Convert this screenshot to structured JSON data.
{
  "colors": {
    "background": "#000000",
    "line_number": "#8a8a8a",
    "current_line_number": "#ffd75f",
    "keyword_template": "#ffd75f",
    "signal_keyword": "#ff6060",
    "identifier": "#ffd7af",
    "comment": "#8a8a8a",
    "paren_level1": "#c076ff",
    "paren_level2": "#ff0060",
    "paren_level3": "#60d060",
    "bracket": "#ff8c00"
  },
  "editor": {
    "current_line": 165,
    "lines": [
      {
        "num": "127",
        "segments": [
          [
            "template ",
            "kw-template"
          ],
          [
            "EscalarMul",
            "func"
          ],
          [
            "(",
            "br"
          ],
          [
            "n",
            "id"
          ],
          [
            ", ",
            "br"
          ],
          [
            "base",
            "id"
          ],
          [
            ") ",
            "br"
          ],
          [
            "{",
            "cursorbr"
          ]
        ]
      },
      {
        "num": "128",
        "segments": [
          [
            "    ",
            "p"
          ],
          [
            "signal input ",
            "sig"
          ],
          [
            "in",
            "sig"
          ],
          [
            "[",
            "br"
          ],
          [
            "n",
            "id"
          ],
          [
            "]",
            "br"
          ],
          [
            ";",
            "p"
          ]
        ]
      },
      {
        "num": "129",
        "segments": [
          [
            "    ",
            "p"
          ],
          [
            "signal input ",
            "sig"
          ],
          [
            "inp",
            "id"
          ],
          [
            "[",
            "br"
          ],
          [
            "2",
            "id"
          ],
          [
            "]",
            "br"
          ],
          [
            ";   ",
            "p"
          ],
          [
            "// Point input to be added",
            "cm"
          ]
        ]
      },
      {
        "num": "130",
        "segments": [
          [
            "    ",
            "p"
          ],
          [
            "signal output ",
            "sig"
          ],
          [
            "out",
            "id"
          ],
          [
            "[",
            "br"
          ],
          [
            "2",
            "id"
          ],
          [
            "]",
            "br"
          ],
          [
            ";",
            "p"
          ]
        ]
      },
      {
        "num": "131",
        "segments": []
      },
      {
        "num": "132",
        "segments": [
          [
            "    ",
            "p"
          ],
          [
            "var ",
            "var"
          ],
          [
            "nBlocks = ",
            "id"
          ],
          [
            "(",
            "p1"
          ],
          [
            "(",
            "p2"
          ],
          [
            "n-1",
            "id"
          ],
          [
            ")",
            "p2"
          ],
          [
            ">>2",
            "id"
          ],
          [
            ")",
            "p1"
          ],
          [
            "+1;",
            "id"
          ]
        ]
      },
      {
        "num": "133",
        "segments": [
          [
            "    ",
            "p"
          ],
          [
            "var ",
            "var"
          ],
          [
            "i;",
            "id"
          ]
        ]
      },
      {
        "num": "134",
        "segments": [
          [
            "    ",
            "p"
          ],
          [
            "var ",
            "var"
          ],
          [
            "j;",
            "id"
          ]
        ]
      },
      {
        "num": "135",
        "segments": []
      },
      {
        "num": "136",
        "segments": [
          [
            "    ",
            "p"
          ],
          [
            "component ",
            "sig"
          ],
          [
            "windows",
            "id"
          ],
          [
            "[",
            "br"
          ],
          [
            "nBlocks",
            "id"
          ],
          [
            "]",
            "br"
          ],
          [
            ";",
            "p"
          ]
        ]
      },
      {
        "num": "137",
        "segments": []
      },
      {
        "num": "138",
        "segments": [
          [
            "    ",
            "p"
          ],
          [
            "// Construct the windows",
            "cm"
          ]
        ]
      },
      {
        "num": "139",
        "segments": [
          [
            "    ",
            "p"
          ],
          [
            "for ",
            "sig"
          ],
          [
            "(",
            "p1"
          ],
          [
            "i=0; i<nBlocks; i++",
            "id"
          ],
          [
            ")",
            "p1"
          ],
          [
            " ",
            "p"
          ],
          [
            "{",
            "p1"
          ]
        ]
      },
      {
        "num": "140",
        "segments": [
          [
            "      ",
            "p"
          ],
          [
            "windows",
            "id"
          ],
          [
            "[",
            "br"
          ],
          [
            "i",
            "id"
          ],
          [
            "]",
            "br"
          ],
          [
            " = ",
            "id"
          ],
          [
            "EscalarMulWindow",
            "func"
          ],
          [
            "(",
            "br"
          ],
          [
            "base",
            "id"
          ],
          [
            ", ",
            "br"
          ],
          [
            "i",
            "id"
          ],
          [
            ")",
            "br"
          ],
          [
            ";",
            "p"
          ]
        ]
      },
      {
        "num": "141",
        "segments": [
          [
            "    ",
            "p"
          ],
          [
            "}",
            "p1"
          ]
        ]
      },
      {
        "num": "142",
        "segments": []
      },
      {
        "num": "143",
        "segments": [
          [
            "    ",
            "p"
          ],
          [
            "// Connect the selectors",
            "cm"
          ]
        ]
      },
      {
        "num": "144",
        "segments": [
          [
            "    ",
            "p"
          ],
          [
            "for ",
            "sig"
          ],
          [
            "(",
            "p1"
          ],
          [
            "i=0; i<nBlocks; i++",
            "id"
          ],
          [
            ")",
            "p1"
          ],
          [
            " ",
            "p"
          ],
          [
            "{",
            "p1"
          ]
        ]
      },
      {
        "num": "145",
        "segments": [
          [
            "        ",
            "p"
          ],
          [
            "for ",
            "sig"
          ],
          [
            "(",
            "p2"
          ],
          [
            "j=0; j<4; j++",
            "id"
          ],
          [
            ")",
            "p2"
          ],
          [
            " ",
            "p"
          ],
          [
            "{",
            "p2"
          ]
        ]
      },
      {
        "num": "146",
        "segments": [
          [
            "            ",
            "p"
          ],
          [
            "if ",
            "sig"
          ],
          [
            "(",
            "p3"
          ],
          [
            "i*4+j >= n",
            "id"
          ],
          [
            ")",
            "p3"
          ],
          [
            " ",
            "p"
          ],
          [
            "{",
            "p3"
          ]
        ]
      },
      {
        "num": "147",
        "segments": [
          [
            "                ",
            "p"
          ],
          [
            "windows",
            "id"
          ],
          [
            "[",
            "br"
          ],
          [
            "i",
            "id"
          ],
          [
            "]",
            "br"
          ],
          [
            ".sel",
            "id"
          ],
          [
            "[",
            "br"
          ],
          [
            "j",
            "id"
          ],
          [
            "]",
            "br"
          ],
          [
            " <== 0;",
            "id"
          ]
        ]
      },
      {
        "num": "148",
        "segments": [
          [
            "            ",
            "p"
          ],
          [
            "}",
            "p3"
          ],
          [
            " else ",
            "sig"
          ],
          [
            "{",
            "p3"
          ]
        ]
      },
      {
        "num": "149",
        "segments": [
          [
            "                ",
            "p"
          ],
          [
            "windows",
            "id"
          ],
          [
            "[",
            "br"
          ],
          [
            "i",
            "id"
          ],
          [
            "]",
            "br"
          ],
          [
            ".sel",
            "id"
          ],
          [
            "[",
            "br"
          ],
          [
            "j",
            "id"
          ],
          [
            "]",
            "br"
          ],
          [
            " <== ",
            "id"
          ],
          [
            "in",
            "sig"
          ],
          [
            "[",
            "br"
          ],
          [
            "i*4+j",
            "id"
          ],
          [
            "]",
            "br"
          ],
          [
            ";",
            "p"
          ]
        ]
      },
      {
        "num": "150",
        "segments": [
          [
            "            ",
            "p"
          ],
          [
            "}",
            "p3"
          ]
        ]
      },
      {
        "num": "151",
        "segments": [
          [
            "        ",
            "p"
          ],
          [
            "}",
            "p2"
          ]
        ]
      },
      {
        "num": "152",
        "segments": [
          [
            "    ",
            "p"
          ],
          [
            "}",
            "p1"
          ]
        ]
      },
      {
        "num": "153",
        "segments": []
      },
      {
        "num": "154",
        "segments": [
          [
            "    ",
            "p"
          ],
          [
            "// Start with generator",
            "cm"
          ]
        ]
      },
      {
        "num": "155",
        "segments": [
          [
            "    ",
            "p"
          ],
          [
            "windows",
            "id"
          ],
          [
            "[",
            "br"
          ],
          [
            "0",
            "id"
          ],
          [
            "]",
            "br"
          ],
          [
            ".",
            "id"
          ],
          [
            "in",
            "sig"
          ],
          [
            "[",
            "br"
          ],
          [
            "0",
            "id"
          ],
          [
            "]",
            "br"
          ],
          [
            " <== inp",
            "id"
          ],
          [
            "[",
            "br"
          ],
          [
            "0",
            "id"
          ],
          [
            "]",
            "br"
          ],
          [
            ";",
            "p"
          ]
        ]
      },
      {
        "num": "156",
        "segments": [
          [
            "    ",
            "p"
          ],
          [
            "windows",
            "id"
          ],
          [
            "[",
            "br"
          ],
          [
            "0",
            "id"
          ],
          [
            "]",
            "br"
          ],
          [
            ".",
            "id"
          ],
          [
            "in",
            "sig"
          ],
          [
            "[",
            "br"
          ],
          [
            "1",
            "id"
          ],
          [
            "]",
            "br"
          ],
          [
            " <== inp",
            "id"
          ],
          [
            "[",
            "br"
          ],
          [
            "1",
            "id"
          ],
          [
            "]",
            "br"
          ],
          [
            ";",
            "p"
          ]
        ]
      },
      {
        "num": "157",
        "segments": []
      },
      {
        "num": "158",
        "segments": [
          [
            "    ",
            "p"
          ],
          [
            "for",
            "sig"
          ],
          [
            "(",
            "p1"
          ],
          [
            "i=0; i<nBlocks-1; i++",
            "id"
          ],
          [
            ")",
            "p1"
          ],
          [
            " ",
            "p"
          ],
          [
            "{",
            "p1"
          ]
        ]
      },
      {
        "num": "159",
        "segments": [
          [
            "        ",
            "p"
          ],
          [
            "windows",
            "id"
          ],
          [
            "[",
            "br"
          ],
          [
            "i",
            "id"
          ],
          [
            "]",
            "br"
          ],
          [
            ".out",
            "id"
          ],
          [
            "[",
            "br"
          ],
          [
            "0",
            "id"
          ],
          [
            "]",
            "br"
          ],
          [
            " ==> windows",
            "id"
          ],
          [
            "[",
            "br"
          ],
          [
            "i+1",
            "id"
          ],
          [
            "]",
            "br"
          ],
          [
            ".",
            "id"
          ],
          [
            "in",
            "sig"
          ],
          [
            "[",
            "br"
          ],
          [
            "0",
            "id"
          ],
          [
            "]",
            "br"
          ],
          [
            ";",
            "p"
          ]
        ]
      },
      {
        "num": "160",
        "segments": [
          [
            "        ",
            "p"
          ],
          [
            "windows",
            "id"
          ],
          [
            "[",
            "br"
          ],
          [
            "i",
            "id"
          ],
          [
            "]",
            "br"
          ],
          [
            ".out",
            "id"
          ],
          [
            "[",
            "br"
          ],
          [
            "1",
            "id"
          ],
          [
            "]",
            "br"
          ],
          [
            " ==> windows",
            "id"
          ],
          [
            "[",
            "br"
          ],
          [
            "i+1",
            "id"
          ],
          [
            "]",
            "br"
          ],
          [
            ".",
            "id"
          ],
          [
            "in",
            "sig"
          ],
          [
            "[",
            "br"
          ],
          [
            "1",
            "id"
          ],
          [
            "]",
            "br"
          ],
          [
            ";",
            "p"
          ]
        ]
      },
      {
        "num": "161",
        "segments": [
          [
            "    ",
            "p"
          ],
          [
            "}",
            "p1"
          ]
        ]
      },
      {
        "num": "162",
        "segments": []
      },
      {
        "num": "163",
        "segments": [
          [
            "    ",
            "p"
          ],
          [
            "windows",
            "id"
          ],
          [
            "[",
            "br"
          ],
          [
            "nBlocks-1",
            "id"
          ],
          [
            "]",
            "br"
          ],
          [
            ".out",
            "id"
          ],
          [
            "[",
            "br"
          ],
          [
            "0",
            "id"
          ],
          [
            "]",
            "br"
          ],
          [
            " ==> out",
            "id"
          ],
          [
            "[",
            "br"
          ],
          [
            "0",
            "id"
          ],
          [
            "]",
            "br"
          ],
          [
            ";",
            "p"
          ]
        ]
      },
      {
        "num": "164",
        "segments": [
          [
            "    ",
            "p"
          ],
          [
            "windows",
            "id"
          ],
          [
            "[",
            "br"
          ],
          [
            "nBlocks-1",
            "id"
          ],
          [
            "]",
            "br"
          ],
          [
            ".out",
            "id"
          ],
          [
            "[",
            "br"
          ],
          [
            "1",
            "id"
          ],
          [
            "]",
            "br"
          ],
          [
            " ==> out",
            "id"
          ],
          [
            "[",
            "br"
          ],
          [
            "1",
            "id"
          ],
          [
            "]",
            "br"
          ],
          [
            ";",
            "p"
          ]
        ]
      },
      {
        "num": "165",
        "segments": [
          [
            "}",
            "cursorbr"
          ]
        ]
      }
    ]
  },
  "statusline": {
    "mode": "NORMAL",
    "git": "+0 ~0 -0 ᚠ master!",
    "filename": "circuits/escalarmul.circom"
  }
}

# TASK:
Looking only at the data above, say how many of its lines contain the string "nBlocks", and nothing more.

# RESPONSE:
7